Friday, September 11, 2020

The Little Mermaid 2: Return to the Sea [Special Edition]

"The Little Mermaid II: Return to the Sea" probably ought to have been titled "Little Mermaid II: Déjà Vu." It's "The Little Mermaid" one generation removed, with a little more music and humor and a little less violence. Call it "Little Mermaid Light." But that's not necessarily a bad thing. Parents who weren't terribly eager to have their little ones watch a giant sea witch impaled on the broken mast of a schooner may welcome this kinder, gentler version of Disney animation under the sea.

It's not quite the same level of animation, but most of the voices return--even the voice of Ursula, who was "shish-ka-bobbed" when last we saw her. But Pat Carroll was brought onboard again to give voice to the tentacled Morgana, the late Ursula's sinister sister. Jodi Benson returns as the voice of Ariel, Kenneth Mars repeats as King Triton, as well as Buddy Hackett as Scuttle and Samuel E. Wright as that Caribbean crustacean Sebastian. New for this direct-to-video sequel are Rob Paulsen as Prince Eric and Cam Clarke as Flounder, with Ariel's daughter, Melody, played by Tara Strong ("The Fairly OddParents," "Ben 10"). This one was animated by Disney Television Animation, which is responsible for turning out most of the sequels.
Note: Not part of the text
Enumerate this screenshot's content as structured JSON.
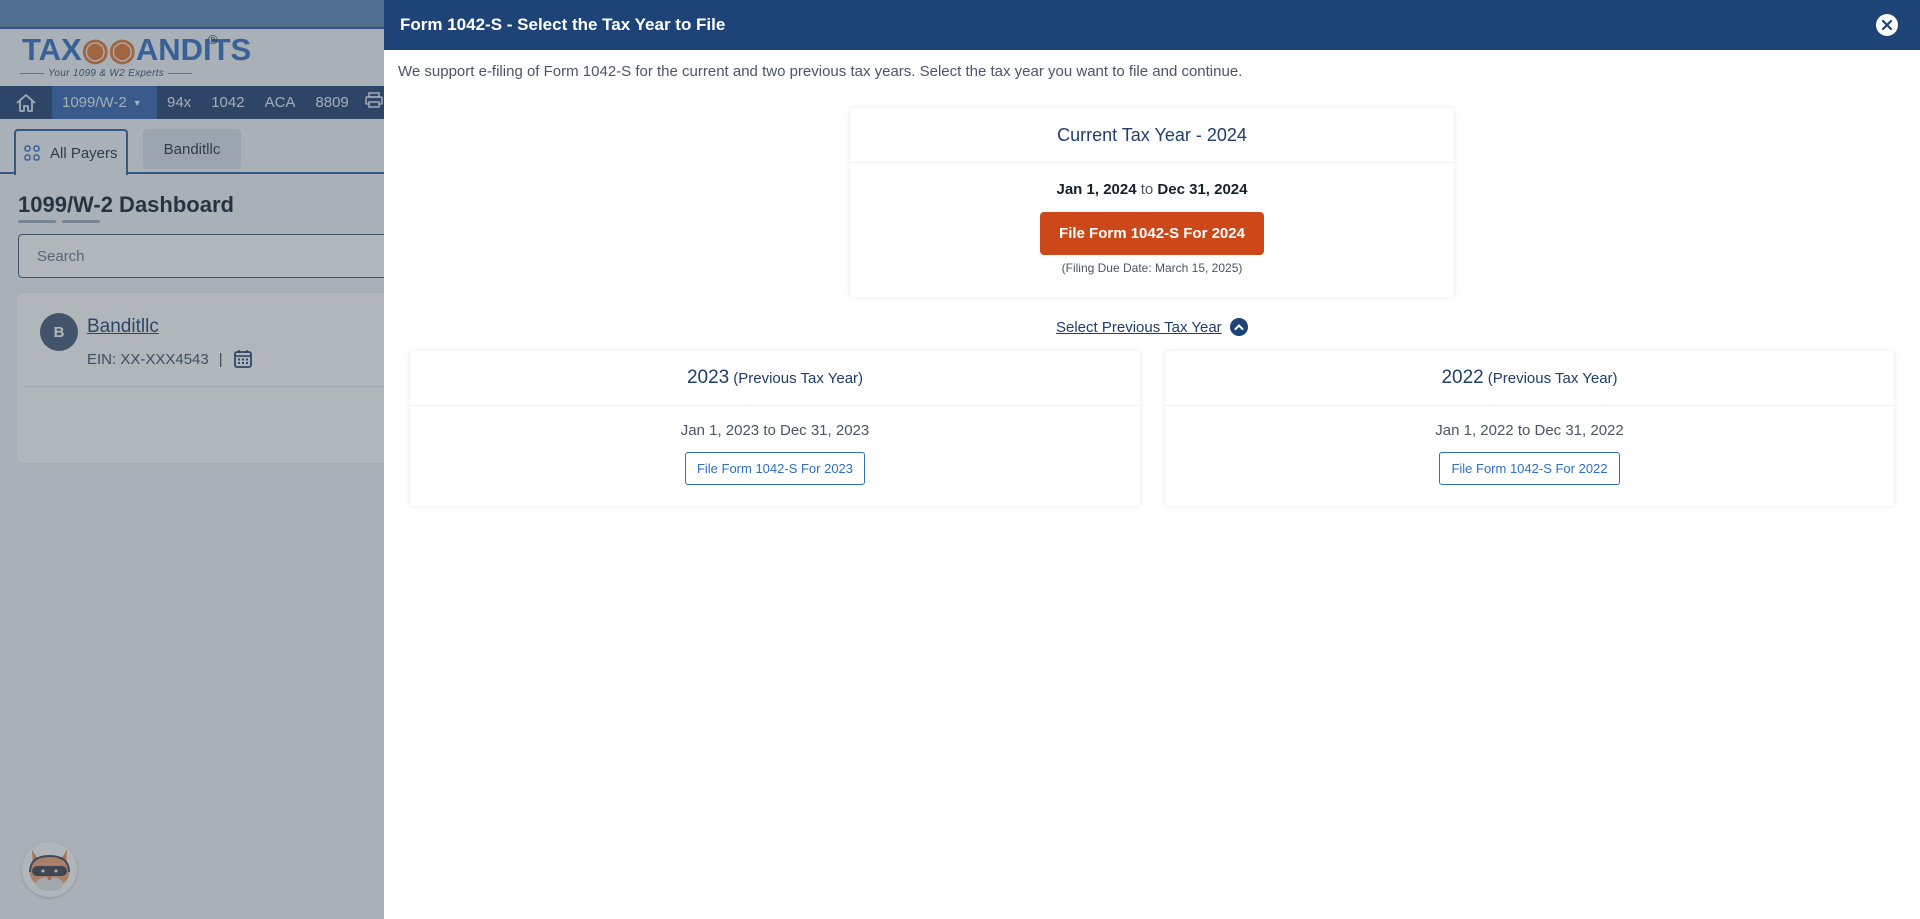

But the plot is certainly the same as the original "Little Mermaid." Just as Ariel was yearning for the world of humans, her daughter Melody is drawn to the sea. Ariel and Prince Eric had erected a protective wall to guard against any revenge-style mischief from Morgana, and that meant depriving their little girl of seeing her regal Grandpa Triton. Just as feisty Sebastian was responsible for keeping an eye on young Ariel, he has the same task here trying to look after Melody. And just as a tiff with Triton drives Ariel to strike a bargain with Ursula, Melody has a spat with her parents and swims right into the clutches of Morgana, who, like her late sister, promises to give the little girl what she wants . . . if, as with Ursula's bargain, she agrees to snatch and turn over King Triton's magic trident. The only difference is that her sea background and mermaid genes have been kept from Melody, and so she has no idea Triton is her grandfather. Other than that, it's a cookie-cutter script with no real twists.

The production values aren't bad, but when you have a chip of the old plot like this, it all starts to feel pretty ho-hum because we have seen it all before.

Another drop-off occurs with the music. There's a reprise of "Part of Your World" from the original film, but four newer songs from Michael and Patty Silversher are tuneful but forgettable. There's no Broadway vibe to this soundtrack. Overall, it feels much more small-screen than big-screen . . . which, of course, it is. But parents of little children may feel more comfortable having them watch this undersea animated feature than the 1989 classic because it's not as graphically violent and Morgana is as goofy as she is evil. She won't scare the bejeesus out of little ones the way that her sister did. Moments of peril are also fewer, and so this sequel will be of most use for parents whose daughters are into Disney princesses and want to see something with Ariel in it.